# Work to be completed
Going through the data below, please show each line containing the string "JSON".

Dataset rows for apps and sites:
────────────────────────────────────────
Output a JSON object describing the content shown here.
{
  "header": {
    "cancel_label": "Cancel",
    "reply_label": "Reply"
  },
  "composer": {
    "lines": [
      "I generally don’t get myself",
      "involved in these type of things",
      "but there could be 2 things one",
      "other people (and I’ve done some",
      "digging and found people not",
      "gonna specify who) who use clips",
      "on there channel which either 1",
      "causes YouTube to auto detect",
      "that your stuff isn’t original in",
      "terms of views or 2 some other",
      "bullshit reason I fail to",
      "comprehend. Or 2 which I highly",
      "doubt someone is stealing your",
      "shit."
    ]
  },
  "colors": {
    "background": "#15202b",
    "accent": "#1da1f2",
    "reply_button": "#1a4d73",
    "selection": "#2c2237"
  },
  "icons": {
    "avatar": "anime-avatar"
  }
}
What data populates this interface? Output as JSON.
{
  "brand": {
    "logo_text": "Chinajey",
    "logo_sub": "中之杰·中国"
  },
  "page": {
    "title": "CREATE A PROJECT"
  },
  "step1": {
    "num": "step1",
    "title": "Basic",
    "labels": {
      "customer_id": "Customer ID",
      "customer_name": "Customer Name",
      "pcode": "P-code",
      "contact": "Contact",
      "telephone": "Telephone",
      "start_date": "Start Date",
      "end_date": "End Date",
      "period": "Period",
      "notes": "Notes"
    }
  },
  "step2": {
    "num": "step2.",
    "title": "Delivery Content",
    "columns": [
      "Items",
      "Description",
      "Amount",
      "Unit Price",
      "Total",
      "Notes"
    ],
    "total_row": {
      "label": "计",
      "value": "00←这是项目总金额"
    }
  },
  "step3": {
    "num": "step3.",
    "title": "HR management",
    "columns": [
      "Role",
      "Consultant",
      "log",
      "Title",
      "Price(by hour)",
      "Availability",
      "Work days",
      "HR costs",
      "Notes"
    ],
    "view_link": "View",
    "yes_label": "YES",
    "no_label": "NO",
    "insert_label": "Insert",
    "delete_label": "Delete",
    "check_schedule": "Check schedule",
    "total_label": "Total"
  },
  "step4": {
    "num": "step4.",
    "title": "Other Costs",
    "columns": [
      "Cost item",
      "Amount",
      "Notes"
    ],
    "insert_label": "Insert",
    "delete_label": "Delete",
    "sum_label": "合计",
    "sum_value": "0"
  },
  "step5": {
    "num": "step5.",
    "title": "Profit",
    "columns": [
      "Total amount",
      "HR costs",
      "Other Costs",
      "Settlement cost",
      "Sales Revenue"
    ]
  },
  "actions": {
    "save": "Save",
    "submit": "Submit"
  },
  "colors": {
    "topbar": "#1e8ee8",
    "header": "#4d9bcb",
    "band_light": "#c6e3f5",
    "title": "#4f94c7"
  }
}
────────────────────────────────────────
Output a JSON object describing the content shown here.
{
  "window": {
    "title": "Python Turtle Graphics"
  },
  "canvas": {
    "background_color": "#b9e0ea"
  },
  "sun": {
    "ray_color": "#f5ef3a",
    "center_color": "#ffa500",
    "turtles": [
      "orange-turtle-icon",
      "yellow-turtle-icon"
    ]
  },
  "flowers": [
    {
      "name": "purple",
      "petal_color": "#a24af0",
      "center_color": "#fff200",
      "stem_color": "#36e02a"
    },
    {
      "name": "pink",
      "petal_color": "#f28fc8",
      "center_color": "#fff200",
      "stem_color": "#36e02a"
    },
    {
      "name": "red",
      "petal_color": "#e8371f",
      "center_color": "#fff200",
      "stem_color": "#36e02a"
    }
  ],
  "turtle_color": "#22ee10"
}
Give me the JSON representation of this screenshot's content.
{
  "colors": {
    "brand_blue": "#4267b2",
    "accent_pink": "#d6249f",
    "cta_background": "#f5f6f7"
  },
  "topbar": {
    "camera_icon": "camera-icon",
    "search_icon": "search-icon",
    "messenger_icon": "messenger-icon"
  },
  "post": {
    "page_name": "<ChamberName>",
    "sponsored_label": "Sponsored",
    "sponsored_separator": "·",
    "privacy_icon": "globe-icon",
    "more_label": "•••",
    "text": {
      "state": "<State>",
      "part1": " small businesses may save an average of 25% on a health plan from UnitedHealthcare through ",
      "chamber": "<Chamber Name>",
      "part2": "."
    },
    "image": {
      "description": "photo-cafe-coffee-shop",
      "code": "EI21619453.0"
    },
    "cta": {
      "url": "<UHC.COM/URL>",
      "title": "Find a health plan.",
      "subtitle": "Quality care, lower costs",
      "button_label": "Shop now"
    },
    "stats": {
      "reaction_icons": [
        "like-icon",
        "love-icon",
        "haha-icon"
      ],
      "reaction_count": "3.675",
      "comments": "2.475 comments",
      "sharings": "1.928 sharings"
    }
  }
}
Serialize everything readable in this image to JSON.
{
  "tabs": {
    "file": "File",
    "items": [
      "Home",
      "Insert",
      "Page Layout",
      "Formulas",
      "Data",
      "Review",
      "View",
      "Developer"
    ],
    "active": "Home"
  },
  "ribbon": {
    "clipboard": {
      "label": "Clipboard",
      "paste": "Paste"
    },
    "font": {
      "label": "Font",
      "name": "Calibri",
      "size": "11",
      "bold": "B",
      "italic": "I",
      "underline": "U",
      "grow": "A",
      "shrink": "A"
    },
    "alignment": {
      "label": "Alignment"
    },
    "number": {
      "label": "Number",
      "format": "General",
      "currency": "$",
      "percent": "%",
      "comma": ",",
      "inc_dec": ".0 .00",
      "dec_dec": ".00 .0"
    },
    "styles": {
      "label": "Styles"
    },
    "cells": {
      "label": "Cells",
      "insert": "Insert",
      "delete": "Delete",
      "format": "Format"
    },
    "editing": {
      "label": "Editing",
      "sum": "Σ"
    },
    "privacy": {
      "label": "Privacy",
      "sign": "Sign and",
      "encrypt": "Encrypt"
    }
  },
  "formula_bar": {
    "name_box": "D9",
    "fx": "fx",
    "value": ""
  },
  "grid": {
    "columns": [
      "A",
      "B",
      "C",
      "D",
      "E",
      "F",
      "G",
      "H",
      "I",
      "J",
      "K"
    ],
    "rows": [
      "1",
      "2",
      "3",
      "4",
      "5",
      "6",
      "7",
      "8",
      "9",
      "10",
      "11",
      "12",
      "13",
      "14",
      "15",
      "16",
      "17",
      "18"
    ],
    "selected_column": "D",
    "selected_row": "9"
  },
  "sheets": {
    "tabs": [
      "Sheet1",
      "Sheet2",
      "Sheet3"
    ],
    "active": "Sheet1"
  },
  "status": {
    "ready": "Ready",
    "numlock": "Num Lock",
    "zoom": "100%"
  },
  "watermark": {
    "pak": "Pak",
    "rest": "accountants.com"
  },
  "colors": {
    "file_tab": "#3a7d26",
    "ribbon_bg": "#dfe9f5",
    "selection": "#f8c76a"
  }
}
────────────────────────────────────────
# Result
Output a JSON object describing the content shown here.
What data populates this interface? Output as JSON.
Output a JSON object describing the content shown here.
Give me the JSON representation of this screenshot's content.
Serialize everything readable in this image to JSON.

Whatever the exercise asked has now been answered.